Today’s blog post is kind of like a Mythbusters segment. I want to address a common misconception about trademark searches. The misconception is that doing a Secretary of State trademark search using the “corporation search” will prevent you from infringing upon someone else’s trademark rights. That is simply not true. But I still hear this from new business owners and even from attorneys that advise them. Let’s take a look at why this is wrong, and how using the Secretary of State’s corporation search does not replace the need for a true comprehensive trademark search.
Doing a Secretary of State Trademark Search Doesn’t Provide Reliable Information
When you use the corporation search on a Secretary of State’s website, you are generally looking for corporations, LLCs, and other business entities by name. That is why people often assume that a corporation has trademark rights to that name. But that is not necessarily the case.
You should think about the corporate name of a business as separate from their trademark. For example, you probably know Doctor’s Associates Inc. by their trademark, SUBWAY. So doing a Secretary of State corporation search for the term “Subway” would not necessarily reveal the SUBWAY trademark. You can see how this makes a Secretary of State trademark search pretty useless.
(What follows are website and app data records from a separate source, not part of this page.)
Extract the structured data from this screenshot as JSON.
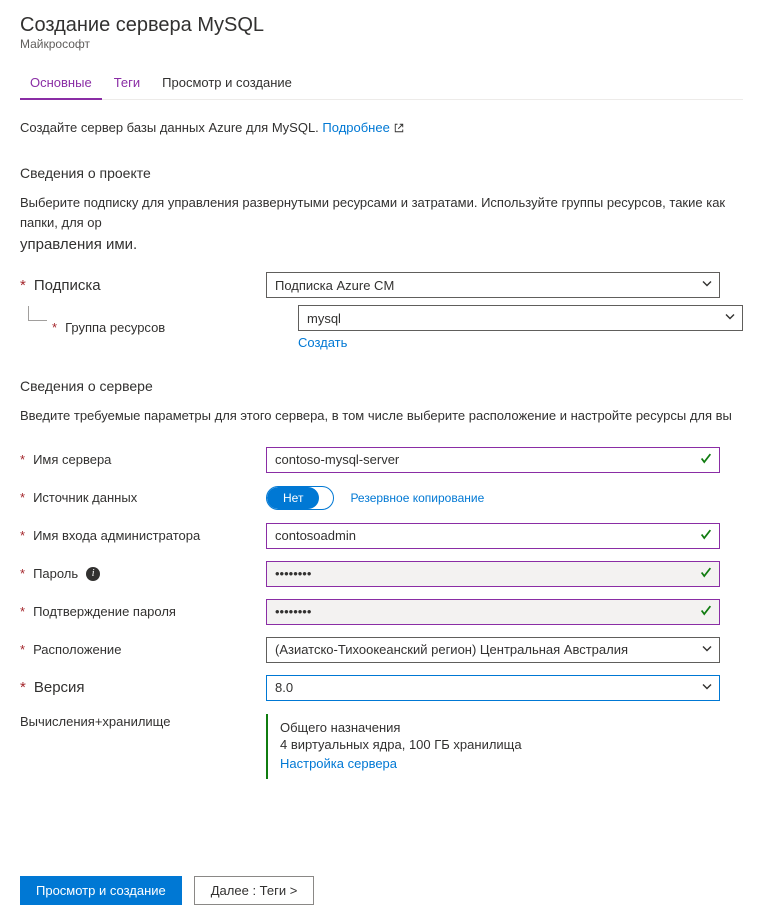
{
  "header": {
    "title": "Создание сервера MySQL",
    "publisher": "Майкрософт"
  },
  "tabs": {
    "basics": "Основные",
    "tags": "Теги",
    "review": "Просмотр и создание"
  },
  "intro": {
    "text": "Создайте сервер базы данных Azure для MySQL. ",
    "link": "Подробнее"
  },
  "project": {
    "heading": "Сведения о проекте",
    "help1": "Выберите подписку для управления развернутыми ресурсами и затратами. Используйте группы ресурсов, такие как папки, для ор",
    "help2": "управления ими.",
    "subscription_label": "Подписка",
    "subscription_value": "Подписка Azure CM",
    "rg_label": "Группа ресурсов",
    "rg_value": "mysql",
    "create_new": "Создать"
  },
  "server": {
    "heading": "Сведения о сервере",
    "help": "Введите требуемые параметры для этого сервера, в том числе выберите расположение и настройте ресурсы для вы",
    "name_label": "Имя сервера",
    "name_value": "contoso-mysql-server",
    "source_label": "Источник данных",
    "source_none": "Нет",
    "source_backup": "Резервное копирование",
    "admin_label": "Имя входа администратора",
    "admin_value": "contosoadmin",
    "pw_label": "Пароль",
    "pw_value": "••••••••",
    "pw2_label": "Подтверждение пароля",
    "pw2_value": "••••••••",
    "loc_label": "Расположение",
    "loc_value": "(Азиатско-Тихоокеанский регион) Центральная Австралия",
    "ver_label": "Версия",
    "ver_value": "8.0",
    "compute_label": "Вычисления+хранилище",
    "compute_tier": "Общего назначения",
    "compute_spec": "4 виртуальных ядра, 100 ГБ хранилища",
    "compute_link": "Настройка сервера"
  },
  "footer": {
    "review": "Просмотр и создание",
    "next": "Далее : Теги >"
  }
}
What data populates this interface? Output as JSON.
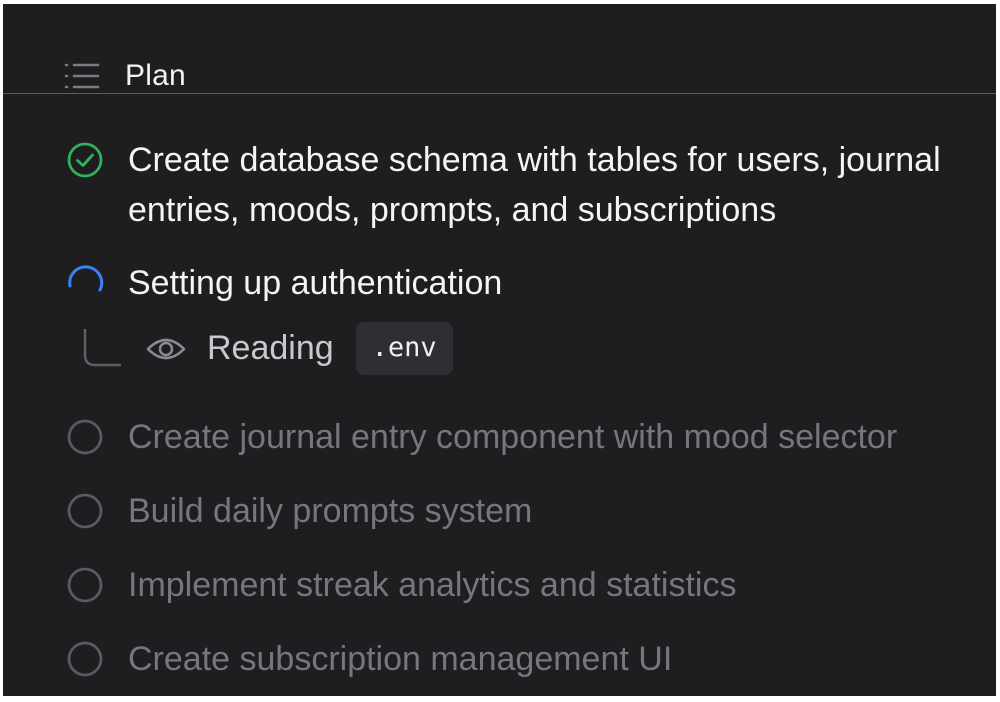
{
  "header": {
    "title": "Plan",
    "icon": "list-icon"
  },
  "tasks": [
    {
      "label": "Create database schema with tables for users, journal entries, moods, prompts, and subscriptions",
      "status": "done",
      "icon": "check-circle-icon"
    },
    {
      "label": "Setting up authentication",
      "status": "in-progress",
      "icon": "spinner-icon"
    },
    {
      "label": "Create journal entry component with mood selector",
      "status": "pending",
      "icon": "empty-circle-icon"
    },
    {
      "label": "Build daily prompts system",
      "status": "pending",
      "icon": "empty-circle-icon"
    },
    {
      "label": "Implement streak analytics and statistics",
      "status": "pending",
      "icon": "empty-circle-icon"
    },
    {
      "label": "Create subscription management UI",
      "status": "pending",
      "icon": "empty-circle-icon"
    }
  ],
  "subtask": {
    "action": "Reading",
    "file": ".env",
    "icon": "eye-icon"
  },
  "colors": {
    "background": "#1e1e20",
    "done": "#2fb25a",
    "active": "#3b82f6",
    "pending": "#5a5a60",
    "chip": "#2f2f33"
  }
}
Also, because business entity names are not necessarily trademarks, you may see that several companies are registered under very similar names. That would not be possible if corporation names were all trademarks. For example, when I search “Green Thumb” with the Missouri Corporation search, I got over 20 hits. These include “Green Thumb Lawn Service, LLC” and “Green Thumb Hydroponics, LLC” as well as several other similar names. The Secretary of State does not look for confusingly similar names. I could incorporate under the name Green Thumb, Inc. tomorrow. But that would not tell me whether or not I could use GREEN THUMB as my trademark.
The Secretary of State Trademark Search Ignores Federal Trademark Applications & Registrations
Another reason that you do not want to rely on your Secretary of State’s corporation search is that it ignores the most important place that you need to search: the U.S. Patent & Trademark Office. A federal trademark registration gives the owner trademark rights across the United States. Limiting your search to the state level would obviously miss this.
Even if you do not intend to register your trademark with the Trademark Office, you still need to conduct a federal search. This is just to make sure that your trademark does not infringe upon someone else’s rights. Doing a quick Secretary of State trademark search completely ignores the federal trademark database, and puts you at risk of infringing.
Did You Conduct Your Trademark Search Through the Secretary of State’s Website?
If so, you still need to perform a proper search of the Trademark Office’s database. You can find out whether you may be infringing. You might also find that your trademark is available for registration. There are plenty of reasons to do a full search now, so please call me at (314) 479-3668, email me at firstname.lastname@example.org, or complete the contact form found on this page to schedule your free initial consultation today. I look forward to speaking with you.